‘A Month in the Country’ by J. L. Carr (1980) – 135 pages
‘A Month in the Country’ by J. L. Carr is a novella that has been highly praised by a lot of people. Two fine reviews for it can be found at Pechorin’s Journal and at KevinFromCanada. It was time for me to find out what all this acclaim is about. As it turned out ‘A Month in the Country’ proved worthy of all the applause it has received and then some. It is one great little novella.
Did you ever have a time in your youth when the sun seemed to shine brighter? A time when the world seemed more alive, and the people in it seemed to make a more vivid impression?
It is 1920, and twenty-five year old Tom Birkin has just made it through World War I. As a soldier he has been through the hell that was the battle of Passchendaele coming out with a case of shell shock and a facial tic and stutter, but he is alive.
Tom came home to London and found that his wife has at least temporarily run off with another man. He gets a commission from a village church in Oxgodby in northern England to uncover a mural from the Middle Ages thought to be buried under many coats of whitewash on the church walls. He will stay in a little room inside the church attached to the furnace room. The job will take all summer.
During that summer Tom meets Charles Moon, another ex-soldier who has a special project of his own. There are also the testy reverend of the church and his lovely wife and the Ellerback family and assorted other characters.
Tom has been through a lot with the war and with his wife and everything, and during these few months in Oxgodby he engages again with life relearning the small pleasures of being a civilian.
“If I’d stayed there, would I always have been happy? No, I suppose not. People move away, grow older, die, and the bright belief that there will be another marvelous thing around each corner fades. It is now or never; we must snatch at happiness as it flies.”
J. L. Carr presents this story with a kindly humorous attitude that makes it a pleasure to read.
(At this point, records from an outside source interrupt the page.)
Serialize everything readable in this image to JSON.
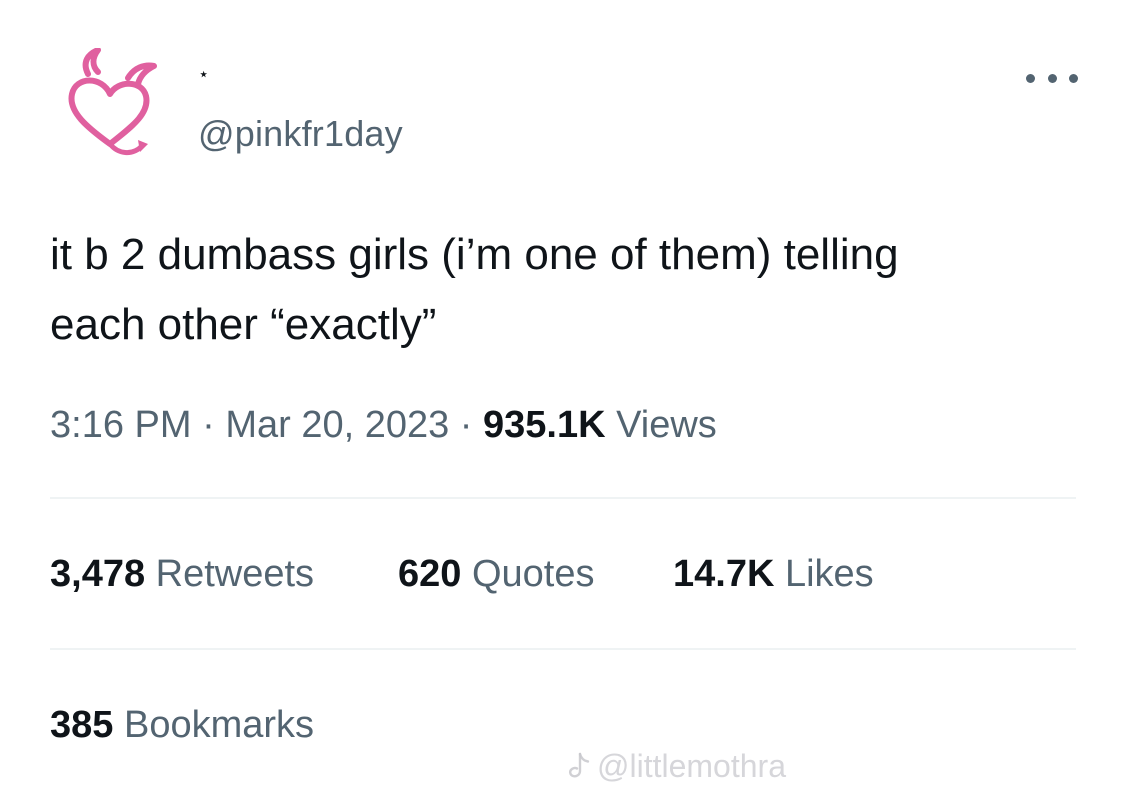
{
  "author": {
    "display_name": "⋆",
    "handle": "@pinkfr1day",
    "avatar_icon": "pink-devil-heart-icon",
    "avatar_color": "#e0609f"
  },
  "more_icon": "more-horizontal-icon",
  "tweet": {
    "text": "it b 2 dumbass girls (i’m one of them) telling\neach other “exactly”",
    "time": "3:16 PM",
    "date": "Mar 20, 2023",
    "separator": " · ",
    "views_count": "935.1K",
    "views_label": "Views"
  },
  "stats": {
    "retweets_count": "3,478",
    "retweets_label": "Retweets",
    "quotes_count": "620",
    "quotes_label": "Quotes",
    "likes_count": "14.7K",
    "likes_label": "Likes",
    "bookmarks_count": "385",
    "bookmarks_label": "Bookmarks"
  },
  "watermark": {
    "icon": "tiktok-icon",
    "text": "@littlemothra"
  },
  "colors": {
    "text_primary": "#0f1419",
    "text_secondary": "#536471",
    "divider": "#eff3f4",
    "accent_pink": "#e0609f"
  }
}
The narrator is Tom Birkin as an older man telling this story from his younger days. He views his younger self and the other characters with a generous winking detachment.
‘A Month in the Country’ is a very traditional novel told in straightforward fashion that takes us back to life as it was lived almost a century ago. I realize that some of the appeal of this novel is nostalgic, but it is so well done it is near irresistible.
If I had not already created my list of the best novellas, ‘A Month in the Country’ would certainly be on that list.